The route described here is not within the boundaries of Kluane National Park and Reserve.

Download the Mount Decoeli Route description (PDF, 180 Kb)

A route is not a trail

Routes are not marked with signs or maintained in any manner. The route described here is only a suggestion that may help guide you on your trip. Self-reliance and wilderness travel experience are essential, including excellent route finding skills, map and compass skills. It is the responsibility of individual hikers who choose to follow such routes to adequately prepare and be prepared to rely on themselves.

The details

The route begins from a parking area on the west side of the highway just 2.2 km north of the Spruce Beetle Trailhead. Park in the parking lot and walk south along the west side of the highway for a short while. You will see flagging tape and a rock cairn that mark the start of the route. Follow this trail for 1 km to Summit Creek. Here you will start following the creek bed up towards the rock glacier.

The route follows the creek staying on the south (left hand) side on the lower section with occasional shortcuts along dried up stream channels. You may choose to cross the creek occasionally, however during high water it may be best to remain on the south (left) side of the creek, and cross the creek at the base of the rock glacier. It is also possible to walk along the alpine ridge to the south of the creek bed to avoid the creek altogether until you reach the rock glacier.
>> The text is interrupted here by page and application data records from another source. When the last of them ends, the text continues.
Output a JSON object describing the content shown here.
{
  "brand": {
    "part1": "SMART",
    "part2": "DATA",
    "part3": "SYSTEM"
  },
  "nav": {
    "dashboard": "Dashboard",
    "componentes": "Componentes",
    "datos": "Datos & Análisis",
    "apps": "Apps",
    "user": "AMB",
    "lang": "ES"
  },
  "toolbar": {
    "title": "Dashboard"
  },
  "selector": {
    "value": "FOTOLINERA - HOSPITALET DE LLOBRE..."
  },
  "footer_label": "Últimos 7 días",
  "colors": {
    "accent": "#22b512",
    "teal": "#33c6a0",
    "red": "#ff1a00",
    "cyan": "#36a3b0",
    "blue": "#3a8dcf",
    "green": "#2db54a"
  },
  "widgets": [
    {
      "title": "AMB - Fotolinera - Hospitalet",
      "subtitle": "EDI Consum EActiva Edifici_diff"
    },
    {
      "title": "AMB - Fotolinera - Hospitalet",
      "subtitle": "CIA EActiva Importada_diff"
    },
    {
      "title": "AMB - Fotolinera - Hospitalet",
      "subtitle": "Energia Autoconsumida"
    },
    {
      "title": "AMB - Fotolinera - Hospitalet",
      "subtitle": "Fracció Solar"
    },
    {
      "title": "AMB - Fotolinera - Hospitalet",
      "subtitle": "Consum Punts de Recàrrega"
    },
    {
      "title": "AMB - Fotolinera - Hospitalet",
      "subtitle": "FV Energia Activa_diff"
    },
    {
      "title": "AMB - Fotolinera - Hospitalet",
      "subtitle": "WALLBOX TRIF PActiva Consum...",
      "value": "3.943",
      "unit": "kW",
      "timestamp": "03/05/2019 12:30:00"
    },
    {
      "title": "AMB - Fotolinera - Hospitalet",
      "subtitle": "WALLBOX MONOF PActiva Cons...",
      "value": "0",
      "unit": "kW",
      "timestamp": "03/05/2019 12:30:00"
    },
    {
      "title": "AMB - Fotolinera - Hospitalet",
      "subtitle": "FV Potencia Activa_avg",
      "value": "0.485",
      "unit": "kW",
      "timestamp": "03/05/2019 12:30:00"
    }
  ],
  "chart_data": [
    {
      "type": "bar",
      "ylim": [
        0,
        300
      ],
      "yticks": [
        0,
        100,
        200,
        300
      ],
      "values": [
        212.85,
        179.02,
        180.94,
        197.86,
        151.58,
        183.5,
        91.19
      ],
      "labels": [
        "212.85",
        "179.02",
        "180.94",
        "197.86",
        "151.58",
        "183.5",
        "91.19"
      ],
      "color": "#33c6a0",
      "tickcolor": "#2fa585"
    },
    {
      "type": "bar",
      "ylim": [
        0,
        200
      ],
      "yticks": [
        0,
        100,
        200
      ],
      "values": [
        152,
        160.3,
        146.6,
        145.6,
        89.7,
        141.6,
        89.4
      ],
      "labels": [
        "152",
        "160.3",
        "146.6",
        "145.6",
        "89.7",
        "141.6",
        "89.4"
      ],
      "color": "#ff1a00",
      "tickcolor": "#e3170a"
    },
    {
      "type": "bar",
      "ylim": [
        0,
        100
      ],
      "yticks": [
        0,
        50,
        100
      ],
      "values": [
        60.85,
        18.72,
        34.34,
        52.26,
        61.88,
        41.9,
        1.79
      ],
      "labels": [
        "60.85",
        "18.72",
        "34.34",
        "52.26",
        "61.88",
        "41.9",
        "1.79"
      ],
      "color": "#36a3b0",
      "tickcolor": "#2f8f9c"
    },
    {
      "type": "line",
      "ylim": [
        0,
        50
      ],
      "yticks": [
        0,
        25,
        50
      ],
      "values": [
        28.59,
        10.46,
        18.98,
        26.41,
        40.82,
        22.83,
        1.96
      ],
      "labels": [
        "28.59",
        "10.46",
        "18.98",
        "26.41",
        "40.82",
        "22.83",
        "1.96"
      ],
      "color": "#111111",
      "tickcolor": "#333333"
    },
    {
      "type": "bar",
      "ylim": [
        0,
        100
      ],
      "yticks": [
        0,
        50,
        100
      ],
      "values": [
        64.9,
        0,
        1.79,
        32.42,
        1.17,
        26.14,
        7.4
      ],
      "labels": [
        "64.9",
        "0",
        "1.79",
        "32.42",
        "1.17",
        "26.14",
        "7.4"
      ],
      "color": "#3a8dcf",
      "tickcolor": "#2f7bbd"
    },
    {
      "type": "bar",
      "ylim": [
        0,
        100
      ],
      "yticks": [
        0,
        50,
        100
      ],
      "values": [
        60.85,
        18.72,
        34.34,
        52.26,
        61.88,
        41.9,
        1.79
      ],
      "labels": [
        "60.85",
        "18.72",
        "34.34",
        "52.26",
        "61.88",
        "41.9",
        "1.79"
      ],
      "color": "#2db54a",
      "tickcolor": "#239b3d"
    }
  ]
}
The easiest way up Mt. Decoeli is from the south-southwest. Many people attempt to climb straight towards the peak from the toe of the rock glacier, this route is steeper than it appears, very exposed and is not recommended.

On the north (right) side of the rock glacier and the creek, you can access a grassy slope where a well-used trail will take you up and along the base of Mt Decoeli. This meadow is also the home of a colony of hoary marmots. Continue along the meadow and drop back down to Summit Creek where the meadow stops and you can see a drainage with a temporary creek to your right (north). Although this looks like the quickest way to the ridge of Mt Decoeli, it is much easier and faster to continue up Summit Creek, go around a lighter coloured rocky slope to your right and start heading up to the pass once you are around the corner.

Go to the ridge and then venture right (east) up to the summit of Mt. Decoeli. It is best to stay on this side of the mountain as the east and south facing slopes are very steep with loose rock.

What you need to know

Good boots are a must for hiking on the loose rock sections and the boulders along the creek. You may want to take 1-2 litres of water with you, especially on a hot day. Binoculars or a spotting scope are very useful for wildlife viewing and for observing distant mountains.

Bear sightings are common in this area. Review recommendations for travel in the You Are In Bear Country brochure. Please report all bear sightings to the staff at the Kluane National Park and Reserve Visitor Centre in Haines Junction or at the Thachäl Dhäl Visitor Centre.

Using topographic a map at a 1:50,000 scale is highly recommended: Kloo Lake 115 A/13

Parks Canada 24 hour emergency dispatch

1-780-852-3100

Cellular telephones do not work in most of the park. Satellite phones or satellite messaging devices are strongly recommended.